?You picked one hell of a day to start a new job.?
A.L. turned a questioning eye toward the door. She had the habit of walking around when she talked on the phone, as if the physical movement freed her mind to focus. She?d only just hung up from a quick chat with her new landlord ? the faucet in the kitchen needed a washer, and she couldn?t get one of the windows in the living room open ? when her visitor made himself known.
?D?rin Gower,? the man in her doorway introduced himself with a grin before she could ask. ?I?m the accounting director. Office down the hall,? he held up both hands as if to stave off her adoration; it was becoming clear he wasn?t going to let her get a word in edgewise. ? I know; I know. Glamorous job, big office next door. It?s a wonder I don?t have followers. But it kept me here so I could meet you, instead of running around the countryside breathing smoke.? His grin was infectuous. She was already starting to wish there was a shot for it.
?A.L. Harper,? she introduced herself while he took a much-needed breath.
?I know ? I saw the sign on the door,? he pushed off from the doorway and came in, looking around with open and unapologetic curiousity. ?You going to tell me what the A.L. stands for, doc??
?Nope.? She watched him poke a finger in her box of personal items on her desk.
?I?ll just call you Al, then,? he answered readily, apparently without offense. ?Rumor has it that they?ve got you working with both the Watch and the RASG??
?That?s right, I??
He cut her off with a low whistle. ?Gee, why don?t you add a third mess to the mix? Psychologist for the Duels. Now there?s a group that could use having their heads examined!? He laughed at some internal joke. It was fascinating to watch.
?But seriously,? he added, ?Simon?s getting the city a bargain if he?s got you doing both.? He picked up a marker and doodled a smiling stick figure on her whiteboard, then signed it with a flourish like he was Rembrandt. ?You should hit him up for more money.?
?I think I?ll manage, thanks.? A.L. answered drily.
If he picked up on her tone, it didn?t bother him. ?Some of us are going to lunch today. It?d be great if you came along. Get acquainted with your coworkers. That sort of thing.?
?Lunch,? she repeated uncertainly, watching him. He paced more than she did.
?Yes. Lunch. A traditional bonding ritual, consisting of eating and drinking. Practiced daily among the locals,? he didn?t miss a beat. ?You should try it.?
?Sure. What time??
?Quarter til twelve,? he said before lowering his voice to impart a great secret. ?We like to get a jump on those clowns in city planning and get the big table by the window.?
?Ahh,? she murmured wisely.
?Exactly,? he paused, cocking a smile.
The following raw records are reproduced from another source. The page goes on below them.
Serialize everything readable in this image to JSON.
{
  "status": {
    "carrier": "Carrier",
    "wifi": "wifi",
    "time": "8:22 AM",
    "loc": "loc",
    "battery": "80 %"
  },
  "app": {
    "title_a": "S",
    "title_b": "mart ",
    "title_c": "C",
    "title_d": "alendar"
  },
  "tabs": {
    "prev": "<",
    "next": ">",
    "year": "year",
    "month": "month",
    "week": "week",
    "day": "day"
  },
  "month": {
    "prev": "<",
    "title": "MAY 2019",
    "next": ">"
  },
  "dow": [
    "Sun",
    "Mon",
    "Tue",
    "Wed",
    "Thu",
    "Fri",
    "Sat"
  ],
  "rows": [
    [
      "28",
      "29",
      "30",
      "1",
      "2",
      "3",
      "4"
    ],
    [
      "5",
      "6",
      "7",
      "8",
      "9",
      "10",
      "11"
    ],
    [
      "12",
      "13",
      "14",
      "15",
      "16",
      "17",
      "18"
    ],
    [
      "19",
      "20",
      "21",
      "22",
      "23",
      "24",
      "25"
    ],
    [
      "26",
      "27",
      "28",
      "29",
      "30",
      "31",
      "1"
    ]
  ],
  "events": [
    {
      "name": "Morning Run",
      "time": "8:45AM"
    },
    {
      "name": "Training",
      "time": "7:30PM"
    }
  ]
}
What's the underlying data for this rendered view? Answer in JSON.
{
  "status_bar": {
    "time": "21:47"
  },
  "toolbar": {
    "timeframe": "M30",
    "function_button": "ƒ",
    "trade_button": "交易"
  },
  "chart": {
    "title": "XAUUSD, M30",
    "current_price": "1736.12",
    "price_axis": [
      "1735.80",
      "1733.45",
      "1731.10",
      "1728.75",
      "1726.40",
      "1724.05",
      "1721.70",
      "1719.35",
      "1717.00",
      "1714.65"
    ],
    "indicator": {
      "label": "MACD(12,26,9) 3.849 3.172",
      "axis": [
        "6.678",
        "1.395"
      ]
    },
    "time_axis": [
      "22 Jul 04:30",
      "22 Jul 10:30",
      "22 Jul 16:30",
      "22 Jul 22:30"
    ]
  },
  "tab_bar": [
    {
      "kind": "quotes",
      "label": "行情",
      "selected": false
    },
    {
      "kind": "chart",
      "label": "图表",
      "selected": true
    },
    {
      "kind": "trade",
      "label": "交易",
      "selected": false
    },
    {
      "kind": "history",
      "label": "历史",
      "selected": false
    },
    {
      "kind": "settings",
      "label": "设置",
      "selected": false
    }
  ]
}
She was catching on. Then he jumped into motion again, heading for the door. ?Took them almost three months to find a replacement for Furmaniak. You must really be something. Quarter-til-noon. See you.?
Huh. She stared at her empty doorway. Huh.
Then her phone started ringing in earnest, and the rest of the morning got interesting.